• **Source material**

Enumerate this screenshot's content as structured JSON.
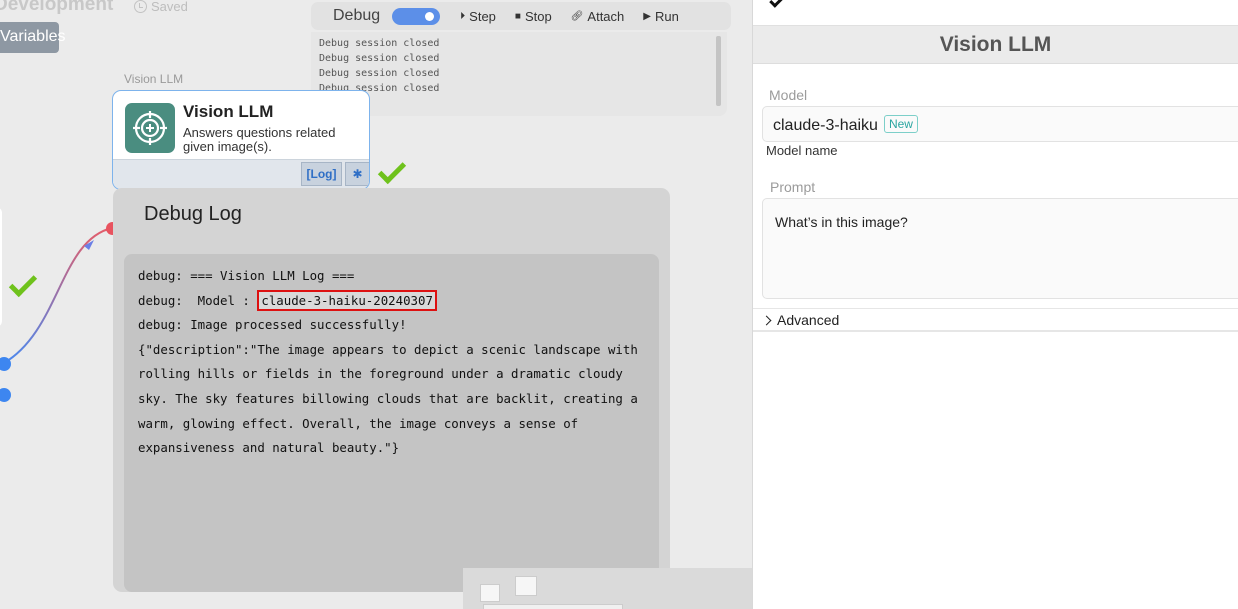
{
  "canvas": {
    "project_title": "Development",
    "saved_label": "Saved",
    "variables_label": "Variables"
  },
  "debug_bar": {
    "label": "Debug",
    "toggle_on": true,
    "step_label": "Step",
    "stop_label": "Stop",
    "attach_label": "Attach",
    "run_label": "Run"
  },
  "console_lines": [
    "Debug session closed",
    "Debug session closed",
    "Debug session closed",
    "Debug session closed"
  ],
  "node": {
    "caption": "Vision LLM",
    "title": "Vision LLM",
    "description": "Answers questions related given image(s).",
    "log_button": "[Log]",
    "status": "success",
    "accent_color": "#7db3ec",
    "icon_color": "#4a8d80"
  },
  "debug_log": {
    "title": "Debug Log",
    "lines": [
      "debug: === Vision LLM Log ===",
      "debug:  Model : ",
      "debug: Image processed successfully!",
      "{\"description\":\"The image appears to depict a scenic landscape with",
      "rolling hills or fields in the foreground under a dramatic cloudy",
      "sky. The sky features billowing clouds that are backlit, creating a",
      "warm, glowing effect. Overall, the image conveys a sense of",
      "expansiveness and natural beauty.\"}"
    ],
    "highlighted_model": "claude-3-haiku-20240307"
  },
  "panel": {
    "title": "Vision LLM",
    "model_label": "Model",
    "model_value": "claude-3-haiku",
    "model_badge": "New",
    "model_sublabel": "Model name",
    "prompt_label": "Prompt",
    "prompt_value": "What’s in this image?",
    "advanced_label": "Advanced"
  }
}
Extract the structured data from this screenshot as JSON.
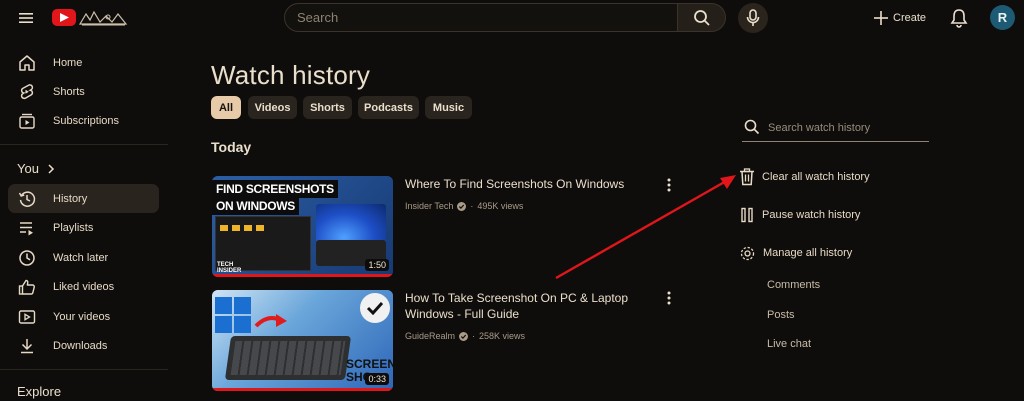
{
  "header": {
    "search_placeholder": "Search",
    "create_label": "Create",
    "avatar_initial": "R"
  },
  "sidebar": {
    "primary": [
      {
        "label": "Home",
        "icon": "home-icon"
      },
      {
        "label": "Shorts",
        "icon": "shorts-icon"
      },
      {
        "label": "Subscriptions",
        "icon": "subscriptions-icon"
      }
    ],
    "you_title": "You",
    "you_items": [
      {
        "label": "History",
        "icon": "history-icon",
        "active": true
      },
      {
        "label": "Playlists",
        "icon": "playlists-icon"
      },
      {
        "label": "Watch later",
        "icon": "watch-later-icon"
      },
      {
        "label": "Liked videos",
        "icon": "thumb-up-icon"
      },
      {
        "label": "Your videos",
        "icon": "your-videos-icon"
      },
      {
        "label": "Downloads",
        "icon": "download-icon"
      }
    ],
    "explore_title": "Explore"
  },
  "main": {
    "title": "Watch history",
    "chips": [
      "All",
      "Videos",
      "Shorts",
      "Podcasts",
      "Music"
    ],
    "active_chip": "All",
    "section": "Today",
    "videos": [
      {
        "title": "Where To Find Screenshots On Windows",
        "channel": "Insider Tech",
        "views": "495K views",
        "duration": "1:50",
        "thumb_text_1": "FIND SCREENSHOTS",
        "thumb_text_2": "ON WINDOWS",
        "thumb_brand_1": "TECH",
        "thumb_brand_2": "INSIDER"
      },
      {
        "title_line1": "How To Take Screenshot On PC & Laptop",
        "title_line2": "Windows - Full Guide",
        "channel": "GuideRealm",
        "views": "258K views",
        "duration": "0:33",
        "thumb_text_1": "SCREEN",
        "thumb_text_2": "SHO"
      }
    ]
  },
  "right_panel": {
    "search_placeholder": "Search watch history",
    "actions": [
      {
        "label": "Clear all watch history",
        "icon": "trash-icon"
      },
      {
        "label": "Pause watch history",
        "icon": "pause-icon"
      },
      {
        "label": "Manage all history",
        "icon": "gear-icon"
      }
    ],
    "sub_items": [
      "Comments",
      "Posts",
      "Live chat"
    ]
  },
  "colors": {
    "background": "#0f0d0b",
    "text": "#eadfcc",
    "active_chip": "#e7caa8",
    "youtube_red": "#e0161b",
    "annotation_arrow": "#e0161b",
    "avatar": "#1d5a74"
  }
}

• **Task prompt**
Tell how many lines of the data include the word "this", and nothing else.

• **Solved problem**
3